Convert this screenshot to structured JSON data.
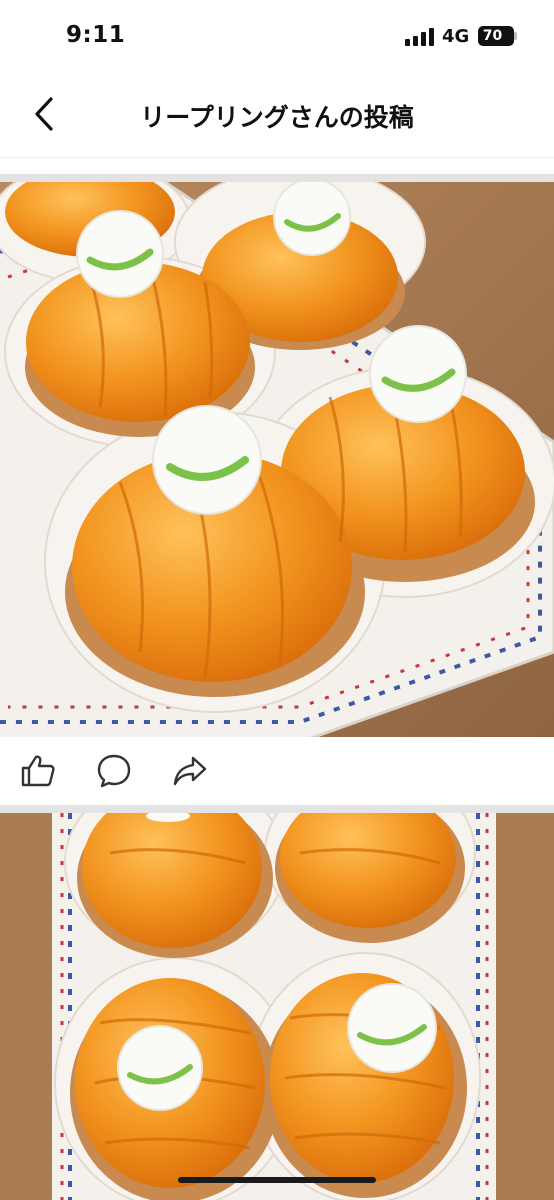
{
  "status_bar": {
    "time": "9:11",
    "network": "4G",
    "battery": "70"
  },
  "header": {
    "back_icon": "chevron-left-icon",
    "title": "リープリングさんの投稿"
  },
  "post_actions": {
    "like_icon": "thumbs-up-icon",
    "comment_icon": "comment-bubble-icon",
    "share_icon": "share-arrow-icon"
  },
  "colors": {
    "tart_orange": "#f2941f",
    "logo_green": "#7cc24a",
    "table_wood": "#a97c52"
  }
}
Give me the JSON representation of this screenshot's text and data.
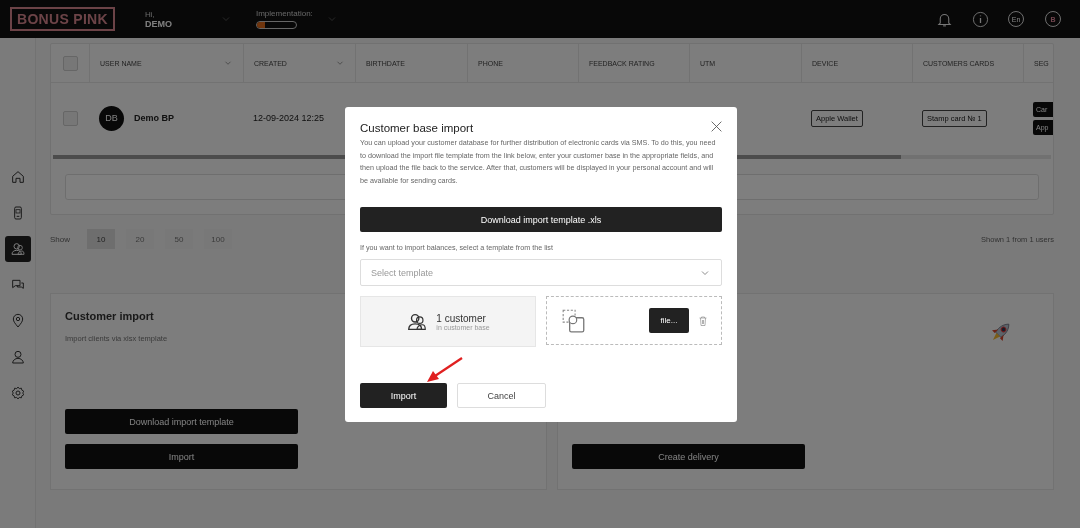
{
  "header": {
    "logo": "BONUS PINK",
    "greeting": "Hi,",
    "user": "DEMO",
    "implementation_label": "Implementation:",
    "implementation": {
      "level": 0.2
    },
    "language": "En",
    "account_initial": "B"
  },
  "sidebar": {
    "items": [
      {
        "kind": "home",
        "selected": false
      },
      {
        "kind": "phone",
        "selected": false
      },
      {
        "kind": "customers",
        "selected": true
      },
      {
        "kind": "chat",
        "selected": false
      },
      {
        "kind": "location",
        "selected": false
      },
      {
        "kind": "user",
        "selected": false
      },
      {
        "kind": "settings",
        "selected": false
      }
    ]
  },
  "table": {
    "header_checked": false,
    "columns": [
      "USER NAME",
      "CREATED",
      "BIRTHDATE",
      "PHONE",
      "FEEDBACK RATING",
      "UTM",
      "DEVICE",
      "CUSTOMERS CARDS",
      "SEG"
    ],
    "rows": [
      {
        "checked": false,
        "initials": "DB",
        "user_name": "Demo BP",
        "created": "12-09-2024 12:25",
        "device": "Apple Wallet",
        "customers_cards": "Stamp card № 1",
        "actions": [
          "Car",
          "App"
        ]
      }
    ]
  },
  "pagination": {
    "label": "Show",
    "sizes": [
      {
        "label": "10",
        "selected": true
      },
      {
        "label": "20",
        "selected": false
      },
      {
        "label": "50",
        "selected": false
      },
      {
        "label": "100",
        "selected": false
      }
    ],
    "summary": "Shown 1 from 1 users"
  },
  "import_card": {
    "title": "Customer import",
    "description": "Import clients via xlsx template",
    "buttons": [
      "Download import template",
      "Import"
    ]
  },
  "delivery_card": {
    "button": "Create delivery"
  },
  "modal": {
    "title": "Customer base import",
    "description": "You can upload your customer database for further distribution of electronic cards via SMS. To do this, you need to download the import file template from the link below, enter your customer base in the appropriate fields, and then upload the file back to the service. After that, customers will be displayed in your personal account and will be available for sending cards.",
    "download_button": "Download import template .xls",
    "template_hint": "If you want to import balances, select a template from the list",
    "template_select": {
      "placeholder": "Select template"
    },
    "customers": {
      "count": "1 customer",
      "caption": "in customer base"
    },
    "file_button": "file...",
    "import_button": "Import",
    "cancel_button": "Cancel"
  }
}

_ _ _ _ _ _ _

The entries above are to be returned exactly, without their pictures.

* Your solution
Convert this screenshot to structured JSON data.
{
  "status_bar": {
    "time": "9:11",
    "network": "4G",
    "battery": "70"
  },
  "header": {
    "back_icon": "chevron-left-icon",
    "title": "リープリングさんの投稿"
  },
  "post_actions": {
    "like_icon": "thumbs-up-icon",
    "comment_icon": "comment-bubble-icon",
    "share_icon": "share-arrow-icon"
  },
  "colors": {
    "tart_orange": "#f2941f",
    "logo_green": "#7cc24a",
    "table_wood": "#a97c52"
  }
}
Give me the JSON representation of this screenshot's text and data.
{
  "header": {
    "logo": "BONUS PINK",
    "greeting": "Hi,",
    "user": "DEMO",
    "implementation_label": "Implementation:",
    "implementation": {
      "level": 0.2
    },
    "language": "En",
    "account_initial": "B"
  },
  "sidebar": {
    "items": [
      {
        "kind": "home",
        "selected": false
      },
      {
        "kind": "phone",
        "selected": false
      },
      {
        "kind": "customers",
        "selected": true
      },
      {
        "kind": "chat",
        "selected": false
      },
      {
        "kind": "location",
        "selected": false
      },
      {
        "kind": "user",
        "selected": false
      },
      {
        "kind": "settings",
        "selected": false
      }
    ]
  },
  "table": {
    "header_checked": false,
    "columns": [
      "USER NAME",
      "CREATED",
      "BIRTHDATE",
      "PHONE",
      "FEEDBACK RATING",
      "UTM",
      "DEVICE",
      "CUSTOMERS CARDS",
      "SEG"
    ],
    "rows": [
      {
        "checked": false,
        "initials": "DB",
        "user_name": "Demo BP",
        "created": "12-09-2024 12:25",
        "device": "Apple Wallet",
        "customers_cards": "Stamp card № 1",
        "actions": [
          "Car",
          "App"
        ]
      }
    ]
  },
  "pagination": {
    "label": "Show",
    "sizes": [
      {
        "label": "10",
        "selected": true
      },
      {
        "label": "20",
        "selected": false
      },
      {
        "label": "50",
        "selected": false
      },
      {
        "label": "100",
        "selected": false
      }
    ],
    "summary": "Shown 1 from 1 users"
  },
  "import_card": {
    "title": "Customer import",
    "description": "Import clients via xlsx template",
    "buttons": [
      "Download import template",
      "Import"
    ]
  },
  "delivery_card": {
    "button": "Create delivery"
  },
  "modal": {
    "title": "Customer base import",
    "description": "You can upload your customer database for further distribution of electronic cards via SMS. To do this, you need to download the import file template from the link below, enter your customer base in the appropriate fields, and then upload the file back to the service. After that, customers will be displayed in your personal account and will be available for sending cards.",
    "download_button": "Download import template .xls",
    "template_hint": "If you want to import balances, select a template from the list",
    "template_select": {
      "placeholder": "Select template"
    },
    "customers": {
      "count": "1 customer",
      "caption": "in customer base"
    },
    "file_button": "file...",
    "import_button": "Import",
    "cancel_button": "Cancel"
  }
}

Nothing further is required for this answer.